ERO enforces the nation’s immigration laws in a fair and effective manner. It identifies and apprehends removable aliens, detains these individuals when necessary and removes illegal aliens from the United States.
Prior to his current role, since January 2013, Mr. Albence served as the Assistant Director for the ERO Enforcement Division. He was responsible for all ERO enforcement programs and initiatives, to include the Criminal Alien Program, the National Fugitive Operations Program, Field Training, the 287(g) Program, the Law Enforcement Support Center, the Pacific Enforcement Response Center, the Fugitive Operations Support Center, and the National Criminal Analysis and Targeting Center.
Matthew T. Albence is the Executive Associate Director for Enforcement and Removal Operations, U.S. Immigration and Customs Enforcement (ICE), Department of Homeland Security (DHS), Washington, D.C. As EAD, Mr. Albence leads ERO in its mission to identify, arrest, and remove aliens who present a danger to national security or are a risk to public safety, as well as those who enter the United States illegally or otherwise undermine the integrity of our immigration laws and our border control efforts. He was appointed EAD in February 2017.
Mr. Albence received a B.S. in Justice and a M.S. in Administration of Justice. He is a member of the Senior Executive Service.
To identify, arrest, and remove aliens who present a danger to national security or are a risk to public safety, as well as those who enter the United States illegally or otherwise undermine the integrity of our immigration laws and our border control efforts. Enforcement and Removal Operations (ERO) upholds America’s immigration laws at, within and beyond our borders through efficient enforcement and removal operations.
Mr. Albence leads an organization of more than 7,600 employees, which includes more than 5,700 Deportation Officers assigned to 24 ERO field offices, and overseas locations in 19 countries.
- Field Operations: Oversees, directs, coordinates, and supports ERO’s 24 field offices (read more)
- Enforcement: Manages enforcement initiatives and components through which ERO identifies and arrests removable aliens (read more)
- Custody Management: Manages ICE detention operations to efficiently and effectively provide for the safety, security, and care of persons in ICE custody. (read more)
- Removal: Enforces the removal of all aliens, who have a final order of removal, by coordinating with foreign governments worldwide. (read more)
- ICE Health Service Corps: Provides medical, dental and mental health care to persons in ICE custody. (read more)
- Operations Support: Provides financial, budgetary, asset management and human resources support to all of ERO. (read more)
ERO transports removable aliens from point to point, manages aliens in custody or in an alternative to detention program, provides access to legal resources and representatives of advocacy groups and removes individuals from the United States who have been ordered to be deported.
Mr. Albence has over 23 years of federal law enforcement experience.

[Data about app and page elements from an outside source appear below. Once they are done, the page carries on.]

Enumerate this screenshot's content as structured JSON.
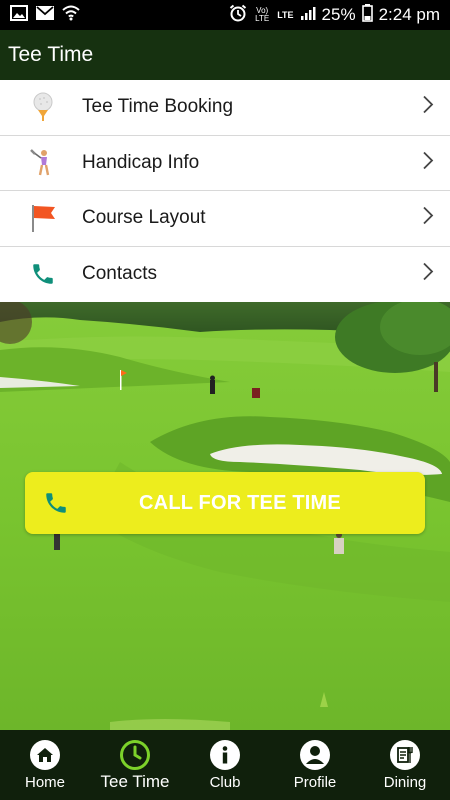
{
  "status_bar": {
    "left_icons": [
      "image-icon",
      "mail-icon",
      "wifi-icon"
    ],
    "right_icons": [
      "alarm-icon",
      "volte-icon",
      "lte-icon",
      "signal-icon"
    ],
    "volte_text": "Vo) LTE",
    "lte_text": "LTE",
    "battery": "25%",
    "time": "2:24 pm"
  },
  "app_bar": {
    "title": "Tee Time"
  },
  "menu": {
    "items": [
      {
        "label": "Tee Time Booking",
        "icon": "golf-ball-icon"
      },
      {
        "label": "Handicap Info",
        "icon": "golfer-icon"
      },
      {
        "label": "Course Layout",
        "icon": "flag-icon"
      },
      {
        "label": "Contacts",
        "icon": "phone-icon"
      }
    ]
  },
  "call_button": {
    "label": "CALL FOR TEE TIME",
    "icon": "phone-icon"
  },
  "bottom_nav": {
    "items": [
      {
        "label": "Home",
        "icon": "home-icon",
        "active": false
      },
      {
        "label": "Tee Time",
        "icon": "clock-icon",
        "active": true
      },
      {
        "label": "Club",
        "icon": "info-icon",
        "active": false
      },
      {
        "label": "Profile",
        "icon": "profile-icon",
        "active": false
      },
      {
        "label": "Dining",
        "icon": "dining-icon",
        "active": false
      }
    ]
  },
  "colors": {
    "status_bar": "#000000",
    "app_bar": "#163110",
    "call_button": "#eded1d",
    "call_icon": "#0f8f7a",
    "bottom_nav": "#10200c",
    "active_nav": "#7cd12a",
    "grass": "#79c42f"
  }
}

In 1994, he began his career in San Antonio as a Special Agent with the former U.S. Immigration & Naturalization Service (INS). In 1999, he was promoted to Supervisory Special Agent, San Antonio. Mr. Albence’s supervisory experience includes positions as Supervisory Special Agent, San Antonio; Deputy Assistant Director for Investigations, Chicago; Associate Special Agent in Charge, Chicago; Deputy Special Agent in Charge, Detroit; Unit Chief for the ICE Office of Investigations Training Academy, Glynco; TSA Deputy Special Agent in Charge of the South Central Regional Field Office and Deputy Assistant Director for the ERO Criminal Alien Division.
About two weeks after the treatment I had an MRI scan, which showed that the prostate cancer had been destroyed.
Further treatment means a risk of bleeding and fistulas – where a passage forms between the bladder and rectum and urine starts draining into the rectum.
In this situation we would put a catheter into the bladder to ensure urine is passed out of the body to stop an infection. Then, things often heal on their own.
This is not uncommon in men my age and is harmless – apparently, there’s calcium throughout our bodies and it can accumulate on the prostate as you get older and as a result of infections.
I continued to have an annual PSA test and all was well until last year, when it was high again – about six.
I’ll now have PSA tests every three months and another scan in a year’s time. I think I made the right decision.
After taking a biopsy and MRI scan to work out where to target the treatment, the patient comes in for day surgery.
In 30 per cent of patients treated with radiotherapy, the disease recurs. It’s not possible to give further radiotherapy because the neighbouring tissues will have suffered damage.
If not, the patient would need a reconstructive operation, which would be pretty serious.